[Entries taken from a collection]
▶

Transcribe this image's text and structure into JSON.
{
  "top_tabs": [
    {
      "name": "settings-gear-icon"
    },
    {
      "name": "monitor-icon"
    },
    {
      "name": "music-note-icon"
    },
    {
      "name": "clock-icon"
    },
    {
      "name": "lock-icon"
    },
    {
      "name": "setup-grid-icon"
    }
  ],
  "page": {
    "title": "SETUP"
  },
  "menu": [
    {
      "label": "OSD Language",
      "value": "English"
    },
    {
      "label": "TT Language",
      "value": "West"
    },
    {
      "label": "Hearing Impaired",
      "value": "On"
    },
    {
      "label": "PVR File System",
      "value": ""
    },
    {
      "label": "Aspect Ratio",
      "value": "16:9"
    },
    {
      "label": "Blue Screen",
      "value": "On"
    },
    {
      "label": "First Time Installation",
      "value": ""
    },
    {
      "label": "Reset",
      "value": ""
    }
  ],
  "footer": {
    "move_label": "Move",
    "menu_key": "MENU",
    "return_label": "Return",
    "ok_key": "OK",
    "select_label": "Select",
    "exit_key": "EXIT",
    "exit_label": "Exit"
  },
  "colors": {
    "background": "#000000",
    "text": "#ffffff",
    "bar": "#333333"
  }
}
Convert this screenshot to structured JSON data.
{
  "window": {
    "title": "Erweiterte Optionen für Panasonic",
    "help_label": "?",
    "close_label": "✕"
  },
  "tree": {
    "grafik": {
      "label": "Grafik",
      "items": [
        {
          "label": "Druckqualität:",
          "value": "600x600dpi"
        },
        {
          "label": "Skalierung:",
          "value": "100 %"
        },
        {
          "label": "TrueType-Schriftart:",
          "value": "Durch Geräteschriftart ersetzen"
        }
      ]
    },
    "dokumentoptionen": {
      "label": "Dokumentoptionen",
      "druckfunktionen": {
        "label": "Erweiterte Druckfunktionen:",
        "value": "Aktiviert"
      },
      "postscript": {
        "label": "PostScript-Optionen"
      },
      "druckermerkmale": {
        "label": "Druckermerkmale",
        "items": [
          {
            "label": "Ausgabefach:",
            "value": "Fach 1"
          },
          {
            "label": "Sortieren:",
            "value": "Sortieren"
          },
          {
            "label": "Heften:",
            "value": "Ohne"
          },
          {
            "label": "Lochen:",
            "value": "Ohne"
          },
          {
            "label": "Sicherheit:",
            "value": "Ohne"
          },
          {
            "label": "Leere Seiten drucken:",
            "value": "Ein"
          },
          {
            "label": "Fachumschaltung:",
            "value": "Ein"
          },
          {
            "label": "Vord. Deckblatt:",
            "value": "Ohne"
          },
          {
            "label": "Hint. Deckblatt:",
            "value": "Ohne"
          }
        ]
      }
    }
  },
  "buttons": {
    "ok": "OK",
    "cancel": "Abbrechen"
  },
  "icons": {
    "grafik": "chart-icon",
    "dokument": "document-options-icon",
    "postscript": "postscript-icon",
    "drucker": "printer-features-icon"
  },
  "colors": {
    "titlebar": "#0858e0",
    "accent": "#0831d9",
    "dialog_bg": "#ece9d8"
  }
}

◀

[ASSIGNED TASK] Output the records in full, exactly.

[YOUR SOLUTION]
Transcribe this image's text and structure into JSON.
{
  "top_tabs": [
    {
      "name": "settings-gear-icon"
    },
    {
      "name": "monitor-icon"
    },
    {
      "name": "music-note-icon"
    },
    {
      "name": "clock-icon"
    },
    {
      "name": "lock-icon"
    },
    {
      "name": "setup-grid-icon"
    }
  ],
  "page": {
    "title": "SETUP"
  },
  "menu": [
    {
      "label": "OSD Language",
      "value": "English"
    },
    {
      "label": "TT Language",
      "value": "West"
    },
    {
      "label": "Hearing Impaired",
      "value": "On"
    },
    {
      "label": "PVR File System",
      "value": ""
    },
    {
      "label": "Aspect Ratio",
      "value": "16:9"
    },
    {
      "label": "Blue Screen",
      "value": "On"
    },
    {
      "label": "First Time Installation",
      "value": ""
    },
    {
      "label": "Reset",
      "value": ""
    }
  ],
  "footer": {
    "move_label": "Move",
    "menu_key": "MENU",
    "return_label": "Return",
    "ok_key": "OK",
    "select_label": "Select",
    "exit_key": "EXIT",
    "exit_label": "Exit"
  },
  "colors": {
    "background": "#000000",
    "text": "#ffffff",
    "bar": "#333333"
  }
}
Convert this screenshot to structured JSON data.
{
  "window": {
    "title": "Erweiterte Optionen für Panasonic",
    "help_label": "?",
    "close_label": "✕"
  },
  "tree": {
    "grafik": {
      "label": "Grafik",
      "items": [
        {
          "label": "Druckqualität:",
          "value": "600x600dpi"
        },
        {
          "label": "Skalierung:",
          "value": "100 %"
        },
        {
          "label": "TrueType-Schriftart:",
          "value": "Durch Geräteschriftart ersetzen"
        }
      ]
    },
    "dokumentoptionen": {
      "label": "Dokumentoptionen",
      "druckfunktionen": {
        "label": "Erweiterte Druckfunktionen:",
        "value": "Aktiviert"
      },
      "postscript": {
        "label": "PostScript-Optionen"
      },
      "druckermerkmale": {
        "label": "Druckermerkmale",
        "items": [
          {
            "label": "Ausgabefach:",
            "value": "Fach 1"
          },
          {
            "label": "Sortieren:",
            "value": "Sortieren"
          },
          {
            "label": "Heften:",
            "value": "Ohne"
          },
          {
            "label": "Lochen:",
            "value": "Ohne"
          },
          {
            "label": "Sicherheit:",
            "value": "Ohne"
          },
          {
            "label": "Leere Seiten drucken:",
            "value": "Ein"
          },
          {
            "label": "Fachumschaltung:",
            "value": "Ein"
          },
          {
            "label": "Vord. Deckblatt:",
            "value": "Ohne"
          },
          {
            "label": "Hint. Deckblatt:",
            "value": "Ohne"
          }
        ]
      }
    }
  },
  "buttons": {
    "ok": "OK",
    "cancel": "Abbrechen"
  },
  "icons": {
    "grafik": "chart-icon",
    "dokument": "document-options-icon",
    "postscript": "postscript-icon",
    "drucker": "printer-features-icon"
  },
  "colors": {
    "titlebar": "#0858e0",
    "accent": "#0831d9",
    "dialog_bg": "#ece9d8"
  }
}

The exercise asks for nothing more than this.